Background: There are growing numbers of older parents providing ongoing care for adults with disabilities. A parent's aging calls for a redefinition of parental care practices and roles in light of his or her own changing needs. Purpose: The current study aims to highlight the ways in which aging parents perceive and construct their parental role to adult children with disabilities at this point in their lives. Methods: An interpretive phenomenological analysis perspective was used. Data collection was performed through in-depth, semistructured interviews with 20 aging parents of children with developmental disabilities, followed by a content analysis. Results: Four patterns of parental identity emerged: “Being happy is his responsibility; I did my part,” embracing aging needs; “I can do part-time worrying,” a gradual letting go of parental roles; “I'm worn out, but I keep going. What choice do I have?” bearing the brunt; “I'm an old woman changing diapers,” full-time parents. Conclusions: The findings enable a deeper understanding of the various ways in which parents cope with aging alongside caring for an adult child with disability. Hence, this study can serve as a framework for developing tailored and differential intervention methods for these families. Clinical Relevance: As the world's people experience longer life expectancy, of both individuals with disabilities and their parents, nurses' education and practice should be challenged by the double sensitivities of elder's caregiving and address the unique needs of this unique population.

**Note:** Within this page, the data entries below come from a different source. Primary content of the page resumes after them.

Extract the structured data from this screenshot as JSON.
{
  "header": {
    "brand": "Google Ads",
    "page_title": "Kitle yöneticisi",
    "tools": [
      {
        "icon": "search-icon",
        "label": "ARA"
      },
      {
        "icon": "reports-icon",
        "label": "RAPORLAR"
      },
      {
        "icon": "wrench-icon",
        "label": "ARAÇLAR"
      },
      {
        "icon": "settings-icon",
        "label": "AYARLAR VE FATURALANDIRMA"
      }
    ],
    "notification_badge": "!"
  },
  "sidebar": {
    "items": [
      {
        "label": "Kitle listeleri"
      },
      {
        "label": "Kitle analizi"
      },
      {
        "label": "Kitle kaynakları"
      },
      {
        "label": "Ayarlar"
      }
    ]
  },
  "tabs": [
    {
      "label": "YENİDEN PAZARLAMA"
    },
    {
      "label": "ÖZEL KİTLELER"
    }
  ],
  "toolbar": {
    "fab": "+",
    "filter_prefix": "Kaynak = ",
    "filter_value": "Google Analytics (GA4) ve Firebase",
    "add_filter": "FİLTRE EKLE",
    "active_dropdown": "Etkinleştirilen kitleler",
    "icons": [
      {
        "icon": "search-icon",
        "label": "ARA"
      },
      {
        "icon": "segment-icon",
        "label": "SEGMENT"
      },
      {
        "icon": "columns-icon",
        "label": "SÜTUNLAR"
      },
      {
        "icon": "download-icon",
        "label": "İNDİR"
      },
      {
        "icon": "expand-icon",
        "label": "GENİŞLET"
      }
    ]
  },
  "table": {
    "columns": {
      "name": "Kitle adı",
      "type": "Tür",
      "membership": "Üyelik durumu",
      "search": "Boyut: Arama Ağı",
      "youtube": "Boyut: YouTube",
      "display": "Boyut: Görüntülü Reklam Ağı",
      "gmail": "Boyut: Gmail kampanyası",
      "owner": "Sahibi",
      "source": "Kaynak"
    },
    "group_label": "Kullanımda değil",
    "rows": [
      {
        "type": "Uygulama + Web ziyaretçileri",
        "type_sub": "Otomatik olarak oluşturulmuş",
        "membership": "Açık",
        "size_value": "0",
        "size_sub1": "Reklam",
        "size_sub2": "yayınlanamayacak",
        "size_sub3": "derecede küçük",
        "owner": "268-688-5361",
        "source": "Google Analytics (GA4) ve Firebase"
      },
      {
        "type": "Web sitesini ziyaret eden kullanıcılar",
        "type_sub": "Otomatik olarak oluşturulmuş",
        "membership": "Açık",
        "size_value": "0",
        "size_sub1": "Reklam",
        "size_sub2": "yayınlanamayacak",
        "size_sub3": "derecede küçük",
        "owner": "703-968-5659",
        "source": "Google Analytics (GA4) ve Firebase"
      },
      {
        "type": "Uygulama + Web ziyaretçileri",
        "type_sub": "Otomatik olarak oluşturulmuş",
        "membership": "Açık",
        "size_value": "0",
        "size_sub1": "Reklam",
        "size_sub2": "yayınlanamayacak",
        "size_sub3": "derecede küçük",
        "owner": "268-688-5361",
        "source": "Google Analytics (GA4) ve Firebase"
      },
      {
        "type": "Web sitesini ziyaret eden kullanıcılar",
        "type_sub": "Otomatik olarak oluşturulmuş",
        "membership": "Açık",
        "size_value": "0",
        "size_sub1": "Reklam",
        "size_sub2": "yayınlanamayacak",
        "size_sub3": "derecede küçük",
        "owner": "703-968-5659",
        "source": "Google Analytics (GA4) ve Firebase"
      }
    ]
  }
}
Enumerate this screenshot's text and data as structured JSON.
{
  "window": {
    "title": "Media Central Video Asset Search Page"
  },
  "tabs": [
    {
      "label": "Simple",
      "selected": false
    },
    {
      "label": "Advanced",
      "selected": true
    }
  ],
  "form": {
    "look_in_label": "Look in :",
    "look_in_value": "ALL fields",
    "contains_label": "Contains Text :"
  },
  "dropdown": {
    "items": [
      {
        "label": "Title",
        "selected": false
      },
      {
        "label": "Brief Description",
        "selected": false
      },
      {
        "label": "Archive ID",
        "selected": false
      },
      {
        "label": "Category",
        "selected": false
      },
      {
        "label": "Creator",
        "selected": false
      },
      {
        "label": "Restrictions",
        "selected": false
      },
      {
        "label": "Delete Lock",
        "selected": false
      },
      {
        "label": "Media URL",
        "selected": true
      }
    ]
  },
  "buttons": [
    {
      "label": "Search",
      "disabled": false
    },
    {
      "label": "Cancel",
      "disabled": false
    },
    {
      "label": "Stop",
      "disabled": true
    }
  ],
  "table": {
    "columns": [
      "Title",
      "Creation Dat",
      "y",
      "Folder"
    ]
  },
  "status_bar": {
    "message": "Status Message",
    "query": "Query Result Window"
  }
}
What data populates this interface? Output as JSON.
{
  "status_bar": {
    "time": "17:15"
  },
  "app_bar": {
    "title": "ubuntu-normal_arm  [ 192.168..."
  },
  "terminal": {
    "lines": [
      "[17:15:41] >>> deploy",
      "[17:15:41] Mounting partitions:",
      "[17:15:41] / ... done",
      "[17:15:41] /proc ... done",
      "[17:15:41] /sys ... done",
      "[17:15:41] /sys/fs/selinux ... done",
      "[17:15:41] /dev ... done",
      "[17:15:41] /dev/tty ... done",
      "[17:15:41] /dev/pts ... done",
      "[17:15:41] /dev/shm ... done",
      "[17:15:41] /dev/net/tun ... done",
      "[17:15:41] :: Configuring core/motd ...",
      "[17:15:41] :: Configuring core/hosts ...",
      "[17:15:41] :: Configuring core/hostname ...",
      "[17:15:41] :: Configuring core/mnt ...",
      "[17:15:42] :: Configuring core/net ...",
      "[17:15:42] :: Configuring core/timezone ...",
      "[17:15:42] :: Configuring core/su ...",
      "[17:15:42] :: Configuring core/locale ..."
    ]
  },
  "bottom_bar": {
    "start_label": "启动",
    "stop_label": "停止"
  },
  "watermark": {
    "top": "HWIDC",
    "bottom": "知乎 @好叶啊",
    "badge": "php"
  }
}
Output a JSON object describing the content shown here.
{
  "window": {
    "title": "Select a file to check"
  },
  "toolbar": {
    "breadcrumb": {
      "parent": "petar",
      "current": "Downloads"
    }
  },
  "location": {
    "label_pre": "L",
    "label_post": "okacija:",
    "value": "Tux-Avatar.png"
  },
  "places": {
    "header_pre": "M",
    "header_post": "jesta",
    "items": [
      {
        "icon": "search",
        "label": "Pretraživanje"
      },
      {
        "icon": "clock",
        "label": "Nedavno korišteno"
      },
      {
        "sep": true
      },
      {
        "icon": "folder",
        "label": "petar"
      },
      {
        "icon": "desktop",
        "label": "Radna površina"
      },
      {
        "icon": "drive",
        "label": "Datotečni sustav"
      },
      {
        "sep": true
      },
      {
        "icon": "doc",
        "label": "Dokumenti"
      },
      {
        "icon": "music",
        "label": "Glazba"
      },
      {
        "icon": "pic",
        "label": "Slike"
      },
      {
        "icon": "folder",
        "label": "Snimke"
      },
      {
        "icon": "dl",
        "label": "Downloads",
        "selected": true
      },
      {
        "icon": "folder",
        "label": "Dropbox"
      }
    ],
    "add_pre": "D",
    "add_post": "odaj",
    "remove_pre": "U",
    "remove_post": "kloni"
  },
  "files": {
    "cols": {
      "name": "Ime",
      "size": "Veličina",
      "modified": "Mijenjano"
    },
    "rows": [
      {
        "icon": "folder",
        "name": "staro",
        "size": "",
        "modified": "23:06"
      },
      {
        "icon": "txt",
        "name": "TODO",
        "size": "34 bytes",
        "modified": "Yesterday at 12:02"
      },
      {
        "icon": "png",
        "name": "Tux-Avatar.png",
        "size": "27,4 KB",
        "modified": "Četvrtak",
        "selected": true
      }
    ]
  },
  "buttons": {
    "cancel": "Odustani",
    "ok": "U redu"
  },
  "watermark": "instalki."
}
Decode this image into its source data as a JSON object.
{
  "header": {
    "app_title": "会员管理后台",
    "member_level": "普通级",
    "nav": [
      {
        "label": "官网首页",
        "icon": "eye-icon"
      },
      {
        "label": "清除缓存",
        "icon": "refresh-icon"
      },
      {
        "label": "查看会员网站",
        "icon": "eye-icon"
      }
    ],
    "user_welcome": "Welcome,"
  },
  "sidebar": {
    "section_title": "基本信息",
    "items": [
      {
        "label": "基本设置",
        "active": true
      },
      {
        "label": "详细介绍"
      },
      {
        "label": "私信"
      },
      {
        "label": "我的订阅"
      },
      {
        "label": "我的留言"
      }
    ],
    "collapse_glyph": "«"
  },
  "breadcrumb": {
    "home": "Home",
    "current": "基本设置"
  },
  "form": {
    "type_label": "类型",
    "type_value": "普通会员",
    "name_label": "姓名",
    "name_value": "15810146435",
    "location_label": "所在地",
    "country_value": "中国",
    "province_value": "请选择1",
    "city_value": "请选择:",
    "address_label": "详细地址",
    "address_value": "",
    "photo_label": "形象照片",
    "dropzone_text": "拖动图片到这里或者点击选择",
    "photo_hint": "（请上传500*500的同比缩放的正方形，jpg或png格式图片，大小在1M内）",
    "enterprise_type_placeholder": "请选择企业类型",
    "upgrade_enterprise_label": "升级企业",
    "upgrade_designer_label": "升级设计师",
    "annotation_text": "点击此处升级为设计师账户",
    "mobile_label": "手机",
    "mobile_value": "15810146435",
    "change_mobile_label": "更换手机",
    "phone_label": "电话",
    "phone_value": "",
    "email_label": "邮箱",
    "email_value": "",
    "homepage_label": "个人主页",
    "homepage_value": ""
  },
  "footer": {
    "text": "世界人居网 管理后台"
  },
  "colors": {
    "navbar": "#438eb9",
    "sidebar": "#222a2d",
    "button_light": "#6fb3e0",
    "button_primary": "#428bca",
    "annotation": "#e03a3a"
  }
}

Bibliographical noteFunding Information:
This study was supported by the Israel Science Foundation, Grant 1423/13.
© 2017 Sigma Theta Tau International
- life course
- qualitative research
ASJC Scopus subject areas
- Nursing (all)